##### RECORD EXCERPTS #####

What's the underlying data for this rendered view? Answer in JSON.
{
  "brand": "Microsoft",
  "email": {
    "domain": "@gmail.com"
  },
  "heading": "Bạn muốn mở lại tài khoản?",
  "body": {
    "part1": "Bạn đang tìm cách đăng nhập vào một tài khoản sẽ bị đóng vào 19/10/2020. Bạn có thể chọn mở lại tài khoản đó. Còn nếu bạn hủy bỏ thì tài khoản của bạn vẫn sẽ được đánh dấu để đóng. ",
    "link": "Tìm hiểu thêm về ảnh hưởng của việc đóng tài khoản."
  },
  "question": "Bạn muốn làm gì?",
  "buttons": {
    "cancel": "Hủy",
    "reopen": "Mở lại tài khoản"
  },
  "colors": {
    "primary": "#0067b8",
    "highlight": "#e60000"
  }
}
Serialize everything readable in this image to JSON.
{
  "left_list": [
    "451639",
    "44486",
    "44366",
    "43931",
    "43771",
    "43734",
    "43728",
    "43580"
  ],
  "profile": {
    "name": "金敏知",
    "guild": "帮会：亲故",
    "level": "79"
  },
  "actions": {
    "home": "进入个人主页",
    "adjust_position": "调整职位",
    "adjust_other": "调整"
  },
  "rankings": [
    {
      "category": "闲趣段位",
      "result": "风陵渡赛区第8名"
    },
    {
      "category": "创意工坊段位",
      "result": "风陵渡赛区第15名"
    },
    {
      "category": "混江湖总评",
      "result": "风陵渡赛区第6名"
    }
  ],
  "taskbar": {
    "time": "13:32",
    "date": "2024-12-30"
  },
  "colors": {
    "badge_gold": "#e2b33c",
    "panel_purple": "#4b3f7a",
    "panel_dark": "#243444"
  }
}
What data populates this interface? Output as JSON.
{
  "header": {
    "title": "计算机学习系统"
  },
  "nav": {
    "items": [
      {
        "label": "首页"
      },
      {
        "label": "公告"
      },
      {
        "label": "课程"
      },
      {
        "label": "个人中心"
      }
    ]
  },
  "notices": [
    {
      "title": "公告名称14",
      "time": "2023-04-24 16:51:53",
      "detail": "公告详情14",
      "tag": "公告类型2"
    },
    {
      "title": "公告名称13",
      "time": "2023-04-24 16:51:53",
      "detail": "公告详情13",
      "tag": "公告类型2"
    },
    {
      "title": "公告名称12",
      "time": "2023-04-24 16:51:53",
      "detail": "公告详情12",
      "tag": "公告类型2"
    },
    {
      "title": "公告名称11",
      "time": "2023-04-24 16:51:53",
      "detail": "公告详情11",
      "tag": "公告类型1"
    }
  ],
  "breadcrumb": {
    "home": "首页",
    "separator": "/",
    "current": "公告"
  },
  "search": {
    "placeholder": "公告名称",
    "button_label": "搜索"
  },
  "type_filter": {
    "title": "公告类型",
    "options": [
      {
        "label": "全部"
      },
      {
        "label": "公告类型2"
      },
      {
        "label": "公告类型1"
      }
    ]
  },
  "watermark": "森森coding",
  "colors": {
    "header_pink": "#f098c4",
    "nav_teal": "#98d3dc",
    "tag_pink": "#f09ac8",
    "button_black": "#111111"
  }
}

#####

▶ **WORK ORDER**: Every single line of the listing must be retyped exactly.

▶ **OUTPUT FOR THIS TASK**:
What's the underlying data for this rendered view? Answer in JSON.
{
  "brand": "Microsoft",
  "email": {
    "domain": "@gmail.com"
  },
  "heading": "Bạn muốn mở lại tài khoản?",
  "body": {
    "part1": "Bạn đang tìm cách đăng nhập vào một tài khoản sẽ bị đóng vào 19/10/2020. Bạn có thể chọn mở lại tài khoản đó. Còn nếu bạn hủy bỏ thì tài khoản của bạn vẫn sẽ được đánh dấu để đóng. ",
    "link": "Tìm hiểu thêm về ảnh hưởng của việc đóng tài khoản."
  },
  "question": "Bạn muốn làm gì?",
  "buttons": {
    "cancel": "Hủy",
    "reopen": "Mở lại tài khoản"
  },
  "colors": {
    "primary": "#0067b8",
    "highlight": "#e60000"
  }
}
Serialize everything readable in this image to JSON.
{
  "left_list": [
    "451639",
    "44486",
    "44366",
    "43931",
    "43771",
    "43734",
    "43728",
    "43580"
  ],
  "profile": {
    "name": "金敏知",
    "guild": "帮会：亲故",
    "level": "79"
  },
  "actions": {
    "home": "进入个人主页",
    "adjust_position": "调整职位",
    "adjust_other": "调整"
  },
  "rankings": [
    {
      "category": "闲趣段位",
      "result": "风陵渡赛区第8名"
    },
    {
      "category": "创意工坊段位",
      "result": "风陵渡赛区第15名"
    },
    {
      "category": "混江湖总评",
      "result": "风陵渡赛区第6名"
    }
  ],
  "taskbar": {
    "time": "13:32",
    "date": "2024-12-30"
  },
  "colors": {
    "badge_gold": "#e2b33c",
    "panel_purple": "#4b3f7a",
    "panel_dark": "#243444"
  }
}
What data populates this interface? Output as JSON.
{
  "header": {
    "title": "计算机学习系统"
  },
  "nav": {
    "items": [
      {
        "label": "首页"
      },
      {
        "label": "公告"
      },
      {
        "label": "课程"
      },
      {
        "label": "个人中心"
      }
    ]
  },
  "notices": [
    {
      "title": "公告名称14",
      "time": "2023-04-24 16:51:53",
      "detail": "公告详情14",
      "tag": "公告类型2"
    },
    {
      "title": "公告名称13",
      "time": "2023-04-24 16:51:53",
      "detail": "公告详情13",
      "tag": "公告类型2"
    },
    {
      "title": "公告名称12",
      "time": "2023-04-24 16:51:53",
      "detail": "公告详情12",
      "tag": "公告类型2"
    },
    {
      "title": "公告名称11",
      "time": "2023-04-24 16:51:53",
      "detail": "公告详情11",
      "tag": "公告类型1"
    }
  ],
  "breadcrumb": {
    "home": "首页",
    "separator": "/",
    "current": "公告"
  },
  "search": {
    "placeholder": "公告名称",
    "button_label": "搜索"
  },
  "type_filter": {
    "title": "公告类型",
    "options": [
      {
        "label": "全部"
      },
      {
        "label": "公告类型2"
      },
      {
        "label": "公告类型1"
      }
    ]
  },
  "watermark": "森森coding",
  "colors": {
    "header_pink": "#f098c4",
    "nav_teal": "#98d3dc",
    "tag_pink": "#f09ac8",
    "button_black": "#111111"
  }
}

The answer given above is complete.